All bloggers get by with a little help from their friends. Those fancy brand trips we take? Those are some of the most beneficial business trips where we get a chance to chat with our peers over coffee and wine and share tips and woes and collaborate and help one another. Blogger dinners in DC always ended up being work dinners and some of the best ideas were crafted over multiple courses. This year I realized how much energy and inspiration I got from spending in-person time with my peers and I missed that interaction.
I wasn’t good with keeping in touch with my peers virtually and ended up getting in my head a lot, comparing and being critical. And none of that helps with creativity or creation. When I did make an effort and did a Zoom or FaceTime with an influencer friend, it energized me and brought me back to who I am and why I do this.
I also joined a lot more Facebook groups for my industry. It was a great way to learn, connect, and hear from those who aren’t necessarily in my niche or circle. It really helped me see my business from a new perspective and try new things.
I’m Good at What I Do and I Love Doing It
This spring, I applied for contract jobs in my old Corporate America industry. I really questioned choosing this job and worried that it wouldn’t remain a way to support my family. I’m so glad those contracts never came to fruition.
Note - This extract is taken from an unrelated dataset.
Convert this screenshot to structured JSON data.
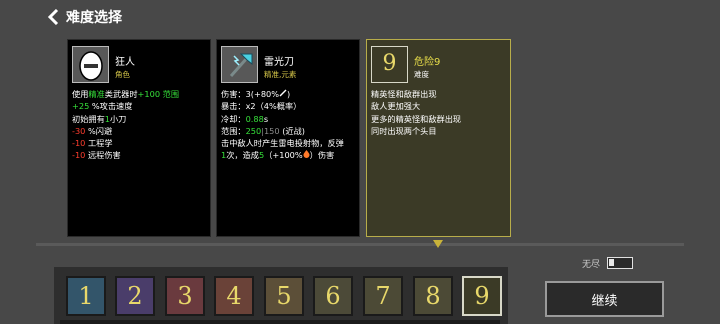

I love this job, and I’m good at it. I am never out of ideas, I just wish I had more willpower and time to turn all those ideas into content. I love connecting with all of you. I love writing. I love the creativity of this job, I love that the more honest I am the more I succeed. Today when I was doing a Peloton ride, the instructor asked us to spend a minute thinking about what we were grateful for in life and without hesitation, I thought how I am grateful Wardrobe Oxygen is my job.
Even when it sucks, I still love it. Even when I am having a panic attack over trying to get a series of photos to fit a brand’s aesthetic or when something technical breaks on the backend of this site. Even when I have strangers attacking me in my DMs and comments and on message boards. Even when I have writer’s block yet again because the world is on fire and I can’t focus on anything else. Even when I had some months when I worried about our financial future, I still love being a blogger.
And how awesome that I built a job that I love and I am good at! I made more this year, I had more free time, more creative control, and better opportunities (even though some of the very best ones ended up being canceled). I love that I’m constantly challenged to grow and learn, and I have remained relevant and increased my audience and my income year over year without selling my soul.
And I am damn proud that I have attracted you as my audience. Y’all smell bullsh*t a mile away, you’re smart and savvy and kindhearted and brave. That you not only read and follow Wardrobe Oxygen but continue to do so after a year that has tested all of us and changed all our priorities, it is a true honor. I look forward to connecting with you more in 2021.